Dealing with a lower socio-economic population and lifestyle issues directly associated with that, such as diabetes prevalence, has been challenging. So, the city is striking partnerships with local non-profit entities to create farmers’ markets and address food deserts to promote healthy eating. By accelerating the opportunities in public health, education, and economic growth, and making sure the Brownsville brand and message gets out, the city has fostered a great sense of optimism.
On the infrastructure front, Brownsville was the only recipient in Texas of a TIGER (Transportation Investment Generating Economic Recovery) grant. Over $5 million in federal funds were dispersed to improve the transit system, including improvements to the terminal, fuelling station, bus fleet, and bus shelters. The city had to match the funds, which have now topped $14 million in total. “That’s a major community development improvement in Brownsville,” says Bernal. “We’re also seeing a lot of historic downtown redevelopment. We’ve invested over $55 million in the past five years in improving public spaces; making it safer, more attractive, putting in downtown cameras. We also have programs aimed at incentivizing façade improvement, restoration of downtown building, and creating historic tax credits for the private sector to invest. We also built some anchor facilities out there, including a performing arts building, an open market square area; the old terminal building was redeveloped, so from a community development standpoint those are the major highlights.”
The city recently purchased a 36,000-sq.-ft. facility to create a small business incubator and is working in partnership with the Economic Development Administration to facilitate entrepreneurship and the innovation economy within the downtown area. That, combined with construction of a parking garage and location of the new transit terminal in the core, has led to renewed interest in private investment downtown. Bernal expresses the city’s gratitude to the federal government, BCIC, and the Brownsville Public Utilities Board. The BPUB have been major partners in helping install fiber downtown and fixing aging infrastructure to support all the investment. The city has also partnered with the Army Corps of Engineers to preserve the resacas by dredging and removing the trash and sediment.
Why come to Brownsville? Lopez explains, “People are looking for the amenities, the culture, the sustainability of a city, first – what there is to enjoy. And then they find the job, after the fact. We have it all. We are a nice community and proud of our culture, but we are also ready to embrace the space frontier and new technology that’s coming here to south Texas.”
Looking to the future, Bernal states, “Top of the list is growth. The success for Brownsville depends on leveraging our assets and growing in a sustainable way that allows us to reinvest and improve our bottom line. Our people are an asset; where community is like a family, we are a healthy family. Brownsville has untapped potential for investment and business development. The city is defining a vision for success founded on the ability to harness its assets.

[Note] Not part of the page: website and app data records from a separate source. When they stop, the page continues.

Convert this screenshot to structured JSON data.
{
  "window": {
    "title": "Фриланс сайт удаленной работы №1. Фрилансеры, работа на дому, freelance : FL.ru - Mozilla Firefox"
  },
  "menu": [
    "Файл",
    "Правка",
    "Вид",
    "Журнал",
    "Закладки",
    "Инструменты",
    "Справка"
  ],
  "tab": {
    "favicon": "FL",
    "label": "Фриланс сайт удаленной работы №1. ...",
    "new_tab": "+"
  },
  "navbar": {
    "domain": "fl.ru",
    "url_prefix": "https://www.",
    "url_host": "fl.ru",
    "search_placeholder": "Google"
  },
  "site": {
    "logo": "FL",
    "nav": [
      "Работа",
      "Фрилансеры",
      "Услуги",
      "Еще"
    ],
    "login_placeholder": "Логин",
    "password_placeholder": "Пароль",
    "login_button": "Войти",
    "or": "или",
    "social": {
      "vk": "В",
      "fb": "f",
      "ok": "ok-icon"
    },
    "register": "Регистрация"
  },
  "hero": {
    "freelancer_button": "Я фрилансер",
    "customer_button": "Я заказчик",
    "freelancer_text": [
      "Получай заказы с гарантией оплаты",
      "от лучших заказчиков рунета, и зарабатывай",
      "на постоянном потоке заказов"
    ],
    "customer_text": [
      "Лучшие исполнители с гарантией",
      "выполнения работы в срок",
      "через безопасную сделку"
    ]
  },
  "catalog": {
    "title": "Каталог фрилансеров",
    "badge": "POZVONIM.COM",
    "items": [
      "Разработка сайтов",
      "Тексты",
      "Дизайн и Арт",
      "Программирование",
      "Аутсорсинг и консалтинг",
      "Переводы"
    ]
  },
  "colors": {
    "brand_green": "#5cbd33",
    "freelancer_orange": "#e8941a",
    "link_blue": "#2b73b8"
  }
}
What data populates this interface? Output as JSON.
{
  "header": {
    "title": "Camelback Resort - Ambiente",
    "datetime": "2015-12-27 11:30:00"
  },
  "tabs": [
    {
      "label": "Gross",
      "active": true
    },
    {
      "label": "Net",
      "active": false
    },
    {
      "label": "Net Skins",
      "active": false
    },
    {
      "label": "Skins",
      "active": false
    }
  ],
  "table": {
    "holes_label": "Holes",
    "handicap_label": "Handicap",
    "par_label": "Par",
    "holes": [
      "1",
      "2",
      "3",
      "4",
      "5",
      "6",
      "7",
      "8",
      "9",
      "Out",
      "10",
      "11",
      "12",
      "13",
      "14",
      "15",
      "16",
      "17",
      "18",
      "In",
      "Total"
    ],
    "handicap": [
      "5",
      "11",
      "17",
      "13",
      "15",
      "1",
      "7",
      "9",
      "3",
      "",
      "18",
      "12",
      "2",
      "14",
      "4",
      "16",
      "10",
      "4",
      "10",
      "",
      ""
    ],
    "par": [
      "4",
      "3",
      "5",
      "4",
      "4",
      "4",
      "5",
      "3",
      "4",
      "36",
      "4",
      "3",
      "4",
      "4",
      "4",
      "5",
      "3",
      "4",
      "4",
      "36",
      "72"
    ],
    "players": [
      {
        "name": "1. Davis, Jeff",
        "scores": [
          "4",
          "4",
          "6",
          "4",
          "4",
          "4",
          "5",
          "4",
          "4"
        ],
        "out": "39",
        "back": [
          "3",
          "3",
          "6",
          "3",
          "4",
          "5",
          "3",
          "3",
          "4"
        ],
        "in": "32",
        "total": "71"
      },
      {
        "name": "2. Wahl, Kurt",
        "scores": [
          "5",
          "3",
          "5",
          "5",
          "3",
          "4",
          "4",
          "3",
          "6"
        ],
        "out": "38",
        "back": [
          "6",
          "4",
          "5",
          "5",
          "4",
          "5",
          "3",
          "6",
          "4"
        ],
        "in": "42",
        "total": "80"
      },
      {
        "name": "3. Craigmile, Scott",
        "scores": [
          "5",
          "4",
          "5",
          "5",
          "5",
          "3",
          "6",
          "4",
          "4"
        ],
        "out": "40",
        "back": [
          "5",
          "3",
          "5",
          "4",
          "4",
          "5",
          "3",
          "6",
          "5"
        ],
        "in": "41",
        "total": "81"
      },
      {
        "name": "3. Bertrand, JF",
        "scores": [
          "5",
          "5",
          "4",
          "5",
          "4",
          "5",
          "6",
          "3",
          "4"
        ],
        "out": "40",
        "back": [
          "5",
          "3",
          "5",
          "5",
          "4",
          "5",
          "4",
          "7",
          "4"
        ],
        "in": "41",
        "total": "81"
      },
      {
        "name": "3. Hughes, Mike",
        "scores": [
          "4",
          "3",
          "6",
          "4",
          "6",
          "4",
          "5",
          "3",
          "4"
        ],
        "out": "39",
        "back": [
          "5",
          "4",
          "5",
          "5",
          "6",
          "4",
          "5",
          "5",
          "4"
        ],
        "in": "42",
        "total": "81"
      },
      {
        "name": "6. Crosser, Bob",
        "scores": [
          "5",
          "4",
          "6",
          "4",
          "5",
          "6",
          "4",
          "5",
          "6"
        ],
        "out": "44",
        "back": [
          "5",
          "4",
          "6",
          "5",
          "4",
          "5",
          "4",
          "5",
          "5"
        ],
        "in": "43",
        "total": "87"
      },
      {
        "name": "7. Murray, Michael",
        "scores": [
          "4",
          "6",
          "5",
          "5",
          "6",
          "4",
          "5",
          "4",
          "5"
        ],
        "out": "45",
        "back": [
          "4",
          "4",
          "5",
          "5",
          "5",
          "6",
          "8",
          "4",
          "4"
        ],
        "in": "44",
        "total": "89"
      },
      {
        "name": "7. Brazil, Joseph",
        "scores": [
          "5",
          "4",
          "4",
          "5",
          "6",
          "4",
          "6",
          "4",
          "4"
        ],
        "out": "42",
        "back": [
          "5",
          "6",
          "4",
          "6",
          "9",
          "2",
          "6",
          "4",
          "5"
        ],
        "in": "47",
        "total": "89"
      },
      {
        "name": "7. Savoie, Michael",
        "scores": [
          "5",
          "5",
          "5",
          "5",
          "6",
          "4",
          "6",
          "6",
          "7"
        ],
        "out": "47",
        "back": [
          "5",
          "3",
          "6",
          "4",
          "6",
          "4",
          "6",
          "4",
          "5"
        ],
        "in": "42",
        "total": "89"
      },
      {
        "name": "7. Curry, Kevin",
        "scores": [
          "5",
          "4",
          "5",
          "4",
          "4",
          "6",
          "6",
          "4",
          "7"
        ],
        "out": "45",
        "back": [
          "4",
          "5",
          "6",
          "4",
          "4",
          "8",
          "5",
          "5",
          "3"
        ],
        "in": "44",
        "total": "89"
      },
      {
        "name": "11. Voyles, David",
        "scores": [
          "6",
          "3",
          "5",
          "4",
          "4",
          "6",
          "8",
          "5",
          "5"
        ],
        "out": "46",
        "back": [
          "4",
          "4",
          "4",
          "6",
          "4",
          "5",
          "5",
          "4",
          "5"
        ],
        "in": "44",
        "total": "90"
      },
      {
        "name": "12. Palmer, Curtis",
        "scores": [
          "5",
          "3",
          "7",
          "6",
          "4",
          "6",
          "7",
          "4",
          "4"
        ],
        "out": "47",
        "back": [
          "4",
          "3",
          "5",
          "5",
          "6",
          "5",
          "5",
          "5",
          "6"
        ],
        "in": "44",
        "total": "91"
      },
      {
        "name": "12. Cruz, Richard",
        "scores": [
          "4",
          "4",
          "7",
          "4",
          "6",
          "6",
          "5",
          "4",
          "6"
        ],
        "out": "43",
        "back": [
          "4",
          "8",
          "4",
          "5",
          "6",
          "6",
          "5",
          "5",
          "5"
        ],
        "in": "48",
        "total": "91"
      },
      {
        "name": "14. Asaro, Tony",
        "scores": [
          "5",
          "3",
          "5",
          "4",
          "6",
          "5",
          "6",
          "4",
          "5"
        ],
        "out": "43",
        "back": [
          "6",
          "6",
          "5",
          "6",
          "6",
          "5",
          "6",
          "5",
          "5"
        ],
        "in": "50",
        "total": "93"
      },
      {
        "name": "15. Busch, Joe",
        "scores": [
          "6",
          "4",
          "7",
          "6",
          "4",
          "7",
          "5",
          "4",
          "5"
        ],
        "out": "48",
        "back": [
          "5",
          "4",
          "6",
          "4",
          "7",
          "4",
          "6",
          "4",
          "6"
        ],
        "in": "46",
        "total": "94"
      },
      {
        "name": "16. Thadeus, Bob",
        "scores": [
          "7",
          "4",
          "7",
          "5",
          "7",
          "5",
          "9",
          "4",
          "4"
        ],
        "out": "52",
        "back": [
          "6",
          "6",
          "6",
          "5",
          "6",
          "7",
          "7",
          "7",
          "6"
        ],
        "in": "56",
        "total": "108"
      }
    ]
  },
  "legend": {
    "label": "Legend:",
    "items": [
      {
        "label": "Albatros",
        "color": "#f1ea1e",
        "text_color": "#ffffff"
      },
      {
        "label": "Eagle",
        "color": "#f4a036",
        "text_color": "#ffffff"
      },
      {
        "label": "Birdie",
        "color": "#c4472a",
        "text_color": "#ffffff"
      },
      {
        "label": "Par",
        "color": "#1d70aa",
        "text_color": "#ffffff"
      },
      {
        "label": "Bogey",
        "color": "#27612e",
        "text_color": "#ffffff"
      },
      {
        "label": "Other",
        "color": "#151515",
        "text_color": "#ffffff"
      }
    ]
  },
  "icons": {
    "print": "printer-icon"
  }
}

Outsiders need to know they can come here and be abundantly successful.”
Click The Cover To View Or Download The Brochure
AT A GLANCE
Who: Brownsville, Texas
What: Historic border city; population 175,000
Where: Western Gulf coast of Texas